could well risk your child's health -- or his self esteem.
Keep small children safe
Until they're about five years old, kids run a serious risk of choking to death on small pieces. Sure, your four-year-old no longer sticks everything in his mouth, but maybe he'll use his teeth to
pry two Lego blocks apart. No one plans for accidents, which is why you need to ensure that choking hazards aren't a part of your playroom.
Remember, too, that even age-appropriate toys can come wrapped and packaged in little death traps. If it's possible, consider opening toys completely and wrap them without all their extraneous
packaging. You can also take care of batteries and give gifts that are ready to play, as long as you're sure you won't be returning anything.
Something else to consider: you may be surprised to discover what defines a choking hazard. Grab a toilet paper roll and see what you fit inside it. A toy that fits inside the tube cleanly could
choke your child.
It's also important to take a close look at riding toys. Most injuries occur when kids fall off these toys, so make sure your child always wears a helmet. In addition, if you buy riding toys for
older kids, establish firm rules to keep smaller ones safe.
Consider age and ability
Just as important as your child's physical safety is his emotional well-being. So take a few minutes to consider whether a toy or game will challenge your child and keep him engaged -- or simply
frustrate him and make him feel inadequate. And of course, if you have a child with any kind of developmental delay or other disability, be sure to choose toys for your child's developmental age,
rather than his chronological age.
Beware the bargains
Hand-me-downs and thrift stores can mean big savings -- but also big trouble. Any used toys that don't have the original warnings should be carefully inspected. You'll have to use your best judgment,
but be sure to look for worn or sharp edges, removable or loose pieces, and peeling paint. Magnetic toys? Toss 'em. Really. It's just not worth the constant vigilance and worry.
What to buy
The U.S. Consumer Product Safety Commission has some guidelines for parents. Take a look at their recommendations and warnings.
Zero to one year-olds
explore with their eyes, hands and mouth. Good toys for this age include:
- Crib gyms
- Floor activity centers
- Activity quilts
- Squeaky toys
- Soft dolls or stuffed animals
One to three year-olds climb, jump, walk, throw and play rough and tumble games.

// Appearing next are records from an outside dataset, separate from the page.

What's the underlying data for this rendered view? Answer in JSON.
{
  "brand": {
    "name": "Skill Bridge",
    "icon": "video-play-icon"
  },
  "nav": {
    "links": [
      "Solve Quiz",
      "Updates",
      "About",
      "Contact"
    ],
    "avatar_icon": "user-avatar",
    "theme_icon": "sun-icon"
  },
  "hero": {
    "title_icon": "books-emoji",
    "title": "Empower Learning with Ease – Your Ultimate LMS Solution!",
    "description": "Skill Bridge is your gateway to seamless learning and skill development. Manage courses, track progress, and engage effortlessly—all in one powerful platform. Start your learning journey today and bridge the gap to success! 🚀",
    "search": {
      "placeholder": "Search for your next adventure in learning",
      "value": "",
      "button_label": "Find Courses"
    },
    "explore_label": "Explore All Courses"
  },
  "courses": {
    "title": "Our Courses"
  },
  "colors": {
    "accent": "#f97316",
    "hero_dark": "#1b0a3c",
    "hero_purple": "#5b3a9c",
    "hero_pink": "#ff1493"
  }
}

Good choices for these kids are:
- Soft blocks
- Large blocks
- Push and pull toys
- Pounding and shaping toys
Three to five year-olds like to use their imagination and enjoy toys that are close companions, such as
- Nontoxic art supplies
- Pretend toys (e.g. play money, telephone)
- Teddy bears or dolls
- Outdoor toys (e.g. tricycle and a helmet)
Five to nine year-olds like to be challenged with complex games that teach specific skills and concepts. Consider giving:
- Arts and craft kits
- Jump ropes
- Action figures
- Miniature dolls
Nine to 14 year-olds develop lifelong skills, hobbies and enjoy team and individual sports. Good gift ideas are:
- Handheld electronic games
- Board games
- Sports equipment with protective gear
- Model kits
- Musical instruments
No matter what gift you give, be sure to check the age guidelines and use common sense.